Bruce Girrell on wed 18 oct 00
I wanted to express my thanks to Ian Currie and the Village Potters Guild of
Plymouth MI for the excellent workshop this past weekend.
It was quite an experience to see Ian's method operate in a mass production
setting*. Making the tiles was the first thing done so that the firing could
get underway. Each group had five participants working together to obtain
ingredients, weigh, mix, measure, and apply the glaze combinations. Despite
people moving everywhere and doing different jobs, this went really smoothly
thanks to good preparation and instruction. The preparation of the test
tiles took about 2 to 2 1/2 hours. The Guild fired the tiles overnight and
we examined them the next day.
After the tiles went into the kilns, Ian explained the theory behind his
method. Using slides, fired test tiles, pottery samples, and a good dash of
humor, he showed how his method has evolved into what it is today. Some of
the glazes that have come out of his experiments are absolutely beautiful.
Although the amount of effort required to prepare the tiles is far from
trivial, the information obtained is most certainly worth it. Glazes
immediately adjacent to one another on the test tiles often had vastly
different qualities. There is _no way_ that these results could have been
anticipated through the use of a glaze calculation program. Many of the more
interesting results were outside the range that produced "good glass" or
else were right on the edge of it (especially the opalescent effects).
Without Ian's systematic approach, you could mix recipe after recipe after
recipe and never stumble upon these beautiful glazes. Yes, it is pretty much
just a fancy line blend, but Ian has taken a lot of the calculation work out
of the process - so much so that I believe that even the complete glaze
novices there understood how to do it by the end of the workshop.
The most difficult part of Ian's method is deciding what your base set of
fluxes will be. For that, Ian provides some guidelines based on the desired
firing temperature. I believe Hamer and Hamer has a chart that indicates
appropriate fluxes to be used for the different firing ranges, as well.
I doubt that we've seen the last book from Ian. As we were examining the
tiles, it became evident that we were serving as worker bees for a much
larger experiment. As Ian goes from workshop to workshop, he varies his

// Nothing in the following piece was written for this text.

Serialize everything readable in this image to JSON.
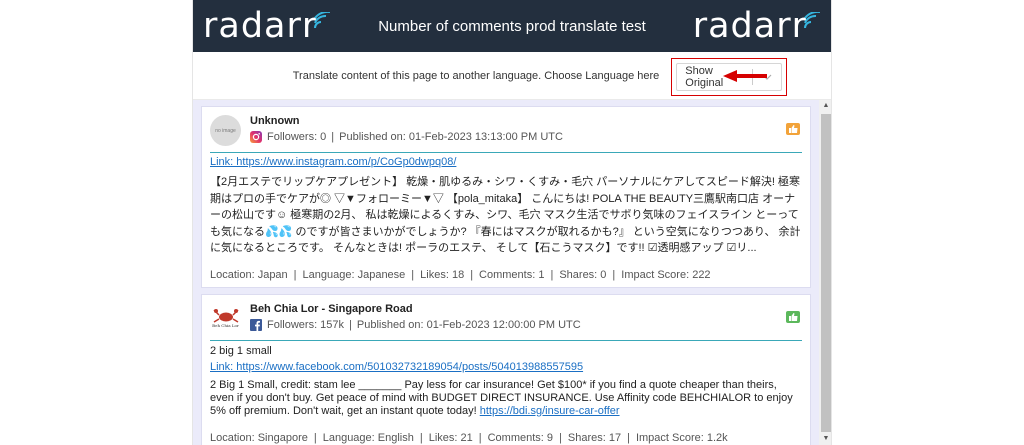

standard glaze sets bit by bit. With each new firing he expands on his
previous results. You could almost see the gears spinning in his head as he
compared our results to previous glaze sets.
Special thanks go to Nancy Guido, who organized the workshop, Paula (sorry
Paula - I didn't think to get your last name), current Director of the
Village Potters Guild, and to those who helped set up, fire, and clean up.
Bruce and Lynne Girrell
in northern Michigan. Maybe not this next bisque, but surely the one after
that is going to have a batch of test tiles in it. Can't wait to try some
variations on what we've been using.
*There were at least two of us who had worked through Ian's method on our
own prior to the workshop, based on the instructions at Ian's website:
(http://ian.currie.to/). All the technical information that you need is
there. What you get from the workshop that you can't get from the website
are the little things, like how to hold the syringe to better control
application to the tile, why the glaze is applied thin and super thick, etc.